201 Massey to Chifley
Dispatch 4/48 SINGAPORE, 30 July 1948 
CONFIDENTIAL TOP SECRET
When Dr. Evatt was in Singapore he discussed the situation here at length with the Commissioner-General (Mr. Malcolm MacDonald) and the Governor of Singapore (Sir Franklin Gimson). You already know, from his telegram No. 43 of 24th July, 1948  that Dr. Evatt was concerned at the deterioration in the situation since your own visit. He was impressed, too, by the character of the insurrection as a minority attempt to sabotage, not only the present British colonial rule here, but the true independence movement, which is of course Malay.
2. I now attach a report  on the situation as it appears to me in its latest phase. Briefly, while I wish to urge the anti- national and anti-democratic nature of the insurrection, I must advise you that the Government's attempt to suppress it has inevitably entailed the adoption (very reluctantly) of certain emergency measures which are repugnant to democratic sentiment.
The suppression of political parties, the power to detain without trial for a period of up to two years, and the right to enter and search au premises, are extreme measures, and naturally represent a setback to the development of constitutional practices here.
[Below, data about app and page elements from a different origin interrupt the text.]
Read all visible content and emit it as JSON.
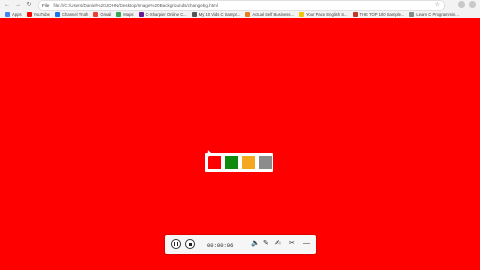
{
  "browser": {
    "url": "file:///C:/Users/Daniel%20JOHN/Desktop/Image%20Backgrounds/changebg.html",
    "url_label": "File",
    "bookmarks": [
      {
        "label": "Apps",
        "icon": "apps-icon",
        "color": "#4285f4"
      },
      {
        "label": "YouTube",
        "icon": "youtube-icon",
        "color": "#ff0000"
      },
      {
        "label": "Channel Truth",
        "icon": "channel-icon",
        "color": "#1a73e8"
      },
      {
        "label": "Gmail",
        "icon": "gmail-icon",
        "color": "#ea4335"
      },
      {
        "label": "Maps",
        "icon": "maps-icon",
        "color": "#34a853"
      },
      {
        "label": "C-Sharpier Online C...",
        "icon": "csharp-icon",
        "color": "#6a1b9a"
      },
      {
        "label": "My 10 Vids C Sampr...",
        "icon": "video-icon",
        "color": "#555555"
      },
      {
        "label": "Actual Self Business...",
        "icon": "business-icon",
        "color": "#e67e22"
      },
      {
        "label": "Your Pace English S...",
        "icon": "english-icon",
        "color": "#f1c40f"
      },
      {
        "label": "THE TOP 100 Sample...",
        "icon": "top100-icon",
        "color": "#c0392b"
      },
      {
        "label": "Learn C Programmin...",
        "icon": "learn-c-icon",
        "color": "#7f8c8d"
      }
    ]
  },
  "page": {
    "background": "#ff0000",
    "swatches": [
      {
        "name": "red-swatch",
        "color": "#ff0000"
      },
      {
        "name": "green-swatch",
        "color": "#0f8a0f"
      },
      {
        "name": "orange-swatch",
        "color": "#f4a820"
      },
      {
        "name": "gray-swatch",
        "color": "#8c8c8c"
      }
    ]
  },
  "recorder": {
    "time": "00:00:06",
    "icons": [
      "pause-icon",
      "stop-icon",
      "volume-icon",
      "pen-icon",
      "highlighter-icon",
      "crop-icon",
      "minimize-icon"
    ]
  }
}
Beyond recording regret at their appearance however, I must add that I cannot see how a totalitarian threat to this community can be met by other than totalitarian counter-measures.
3. My conclusions on the present stage of the crisis here are as follows:
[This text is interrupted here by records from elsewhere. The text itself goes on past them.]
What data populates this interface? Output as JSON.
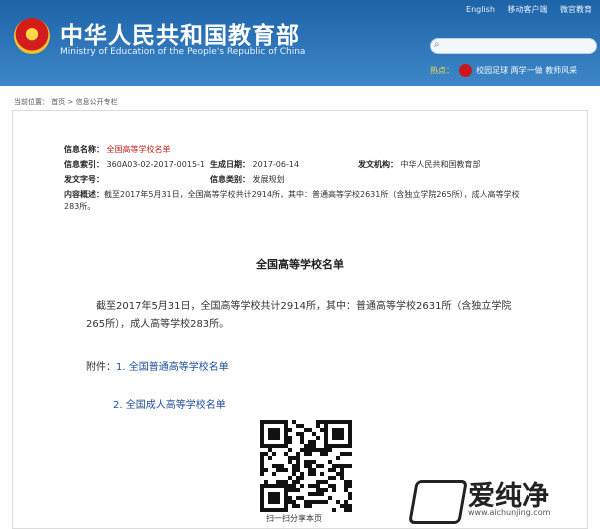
{
  "header": {
    "title_cn": "中华人民共和国教育部",
    "title_en": "Ministry of Education of the People's Republic of China",
    "top_links": [
      "English",
      "移动客户端",
      "微官教育"
    ],
    "hot_label": "热点：",
    "hot_links": [
      "校园足球",
      "两学一做",
      "教师风采"
    ],
    "brand_color": "#2a6db5"
  },
  "breadcrumb": {
    "prefix": "当前位置：",
    "home": "首页",
    "sep": ">",
    "section": "信息公开专栏"
  },
  "meta": {
    "name_label": "信息名称：",
    "name_value": "全国高等学校名单",
    "index_label": "信息索引：",
    "index_value": "360A03-02-2017-0015-1",
    "date_label": "生成日期：",
    "date_value": "2017-06-14",
    "org_label": "发文机构：",
    "org_value": "中华人民共和国教育部",
    "docno_label": "发文字号：",
    "category_label": "信息类别：",
    "category_value": "发展规划",
    "abstract_label": "内容概述：",
    "abstract_value": "截至2017年5月31日，全国高等学校共计2914所，其中：普通高等学校2631所（含独立学院265所），成人高等学校283所。"
  },
  "document": {
    "title": "全国高等学校名单",
    "paragraph": "截至2017年5月31日，全国高等学校共计2914所，其中：普通高等学校2631所（含独立学院265所），成人高等学校283所。",
    "attach_label": "附件：",
    "attachments": [
      "1. 全国普通高等学校名单",
      "2. 全国成人高等学校名单"
    ],
    "qr_caption": "扫一扫分享本页"
  },
  "watermark": {
    "text": "爱纯净",
    "url": "www.aichunjing.com"
  }
}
12. Unless the Malays can force the British authorities to take them into partnership, the latter can be expected then to attempt to restore order solely by military means. This will necessitate in my opinion, the use of very much larger forces than there are now available or are likely to be available in future.
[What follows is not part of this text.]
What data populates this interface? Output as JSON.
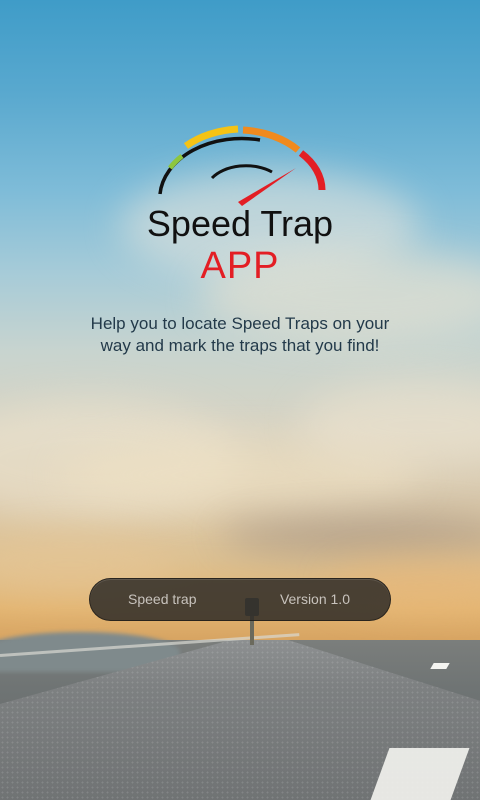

13. For a very long time I have been studying the question whether permanent Australian interests lie with the development of Malaya as a multi-national state perhaps under United Nations guarantee if, and when, the British leave-or with its development as a Malay national state. There is a third alternative-its transformation into a Chinese province-which we all reject. I am beginning to feel that there is so little prospect of the first alternative now proving practicable that we are left, in spite of all its difficulties, with the second. The question which I leave with you, then, is whether, if the Australian Government's advice is sought on this matter, it will feel bound to recommend a greater discrimination here in favour of the Malays, with the ultimate goal of creating a Malay-governed peninsula.
I am sending a copy of this Despatch to Dr. Evatt in London for his information.